But that the world may know that I love the Father, and as the Father gave Me commandment, so I do. Arise, let us go from here. (John 14:31, NKJV)
Jesus was about to give himself up for arrest, humiliation, torture and death. He sacrificed himself out of love for the Father and in full obedience to the Father’s commandment. Thus, Jesus teaches us what He expects of us when we claim to love Him – the full surrender of ourselves in complete obedience to His commands. “If you love Me, keep my commandments” is our directive from the Son of God, not a suggestion for our consideration (Jno. 14:15). Let us devote ourselves to loving Jesus the way He loves the Father, with total surrender and complete obedience to all His commands.
24 For false christs and false prophets will rise and show great signs and wonders to deceive, if possible, even the elect. 25 See, I have told you beforehand. (Matthew 24:24-25, NKJV)
As Christ predicted the desolation of Jerusalem (which occurred in A.D. 70 at the hand of the Romans), He warned of deceivers who would try to persuade God’s people to follow them. Although that period of trial has passed, there continue to be false teachers whose enticing messages mislead, deceive and destroy souls. Be ever vigilant to examine what you are taught using the Scriptures to know whether it is truly from God (Acts 17:11). Eloquent elucidations may please the ear and warm the heart, but if they contradict the word of God they must be rejected as error. Jesus has warned His followers not to be seduced by the siren call of false christs and false prophets. “Beloved, do not believe every spirit, but test the spirits, whether they are of God; because many false prophets have gone out into the world” (1 Jno. 4:1).
11 See with what large letters I have written to you with my own hand! 12 As many as desire to make a good showing in the flesh, these would compel you to be circumcised, only that they may not suffer persecution for the cross of Christ. (Galatians 6:11–12, NKJV)
Paul urged the Galatians to observe his earnest and sincere zeal for them by noting he had personally written this epistle.

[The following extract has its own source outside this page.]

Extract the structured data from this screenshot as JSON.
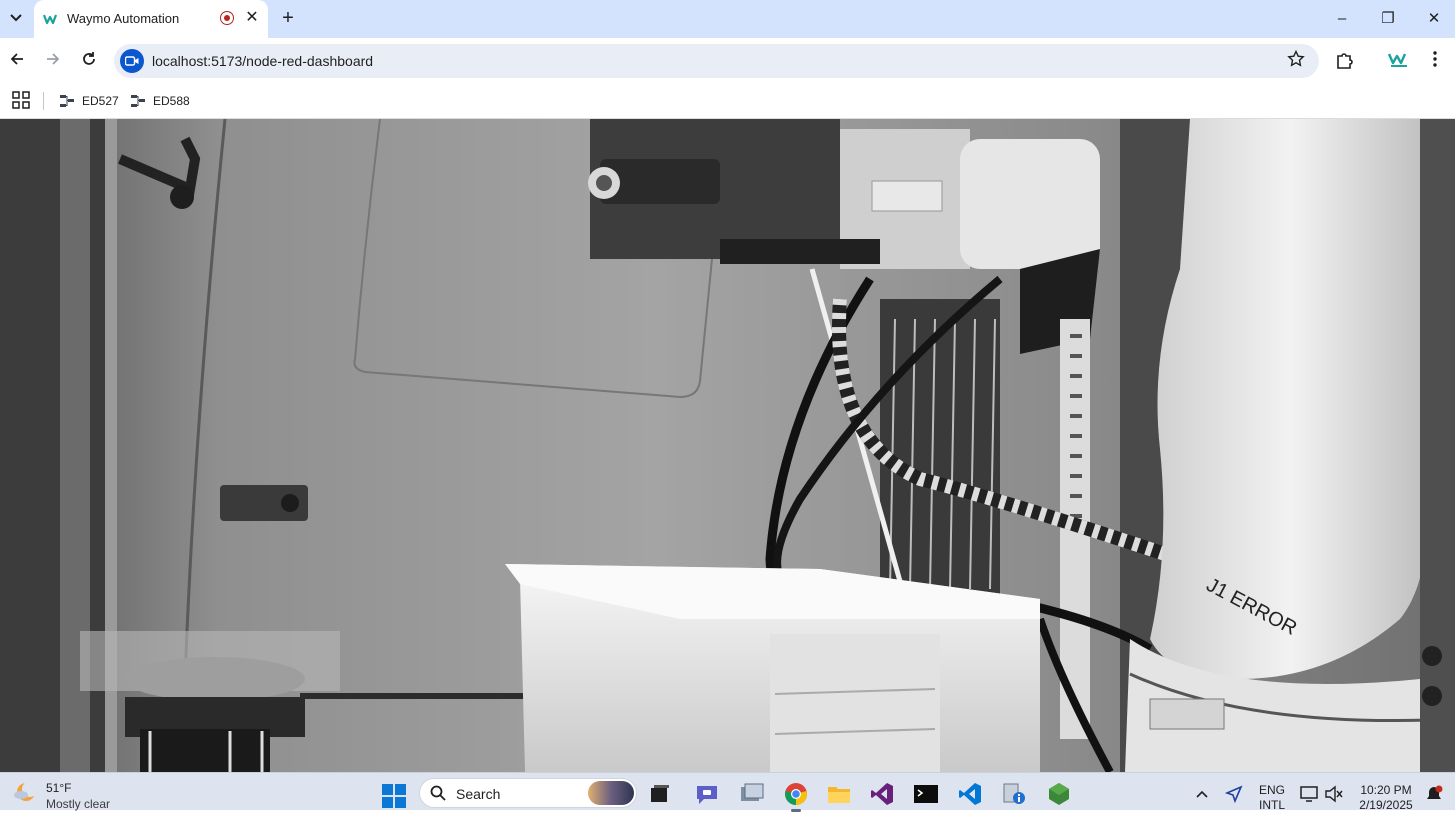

Perhaps it was poor eyesight that prompted the “large letters” he used (Gal. 4:13-15). Notwithstanding, some counted him as an enemy because he told them the truth (Gal. 4:16). It was not Paul but the false teachers (who were binding the circumcision on Gentiles) who had a hidden agenda. They tried to ease their own persecution at the expense of truth and upon the backs of faithful Gentile saints. Furthermore, they wanted to boast in seeing the Gentiles yield to circumcision (see Gal. 6:12-13). Beware the religious teacher who comes with personal agendas. Hidden agendas are eventually exposed by the light of truth. Because the hidden agendas of error wreck havoc they must not be tolerated; they must be opposed (Gal. 2:4-5). Be careful only to boast in the cross of Christ and His truth; nothing else (Gal. 6:14-15). Our only agenda must be to honor and follow Jesus Christ.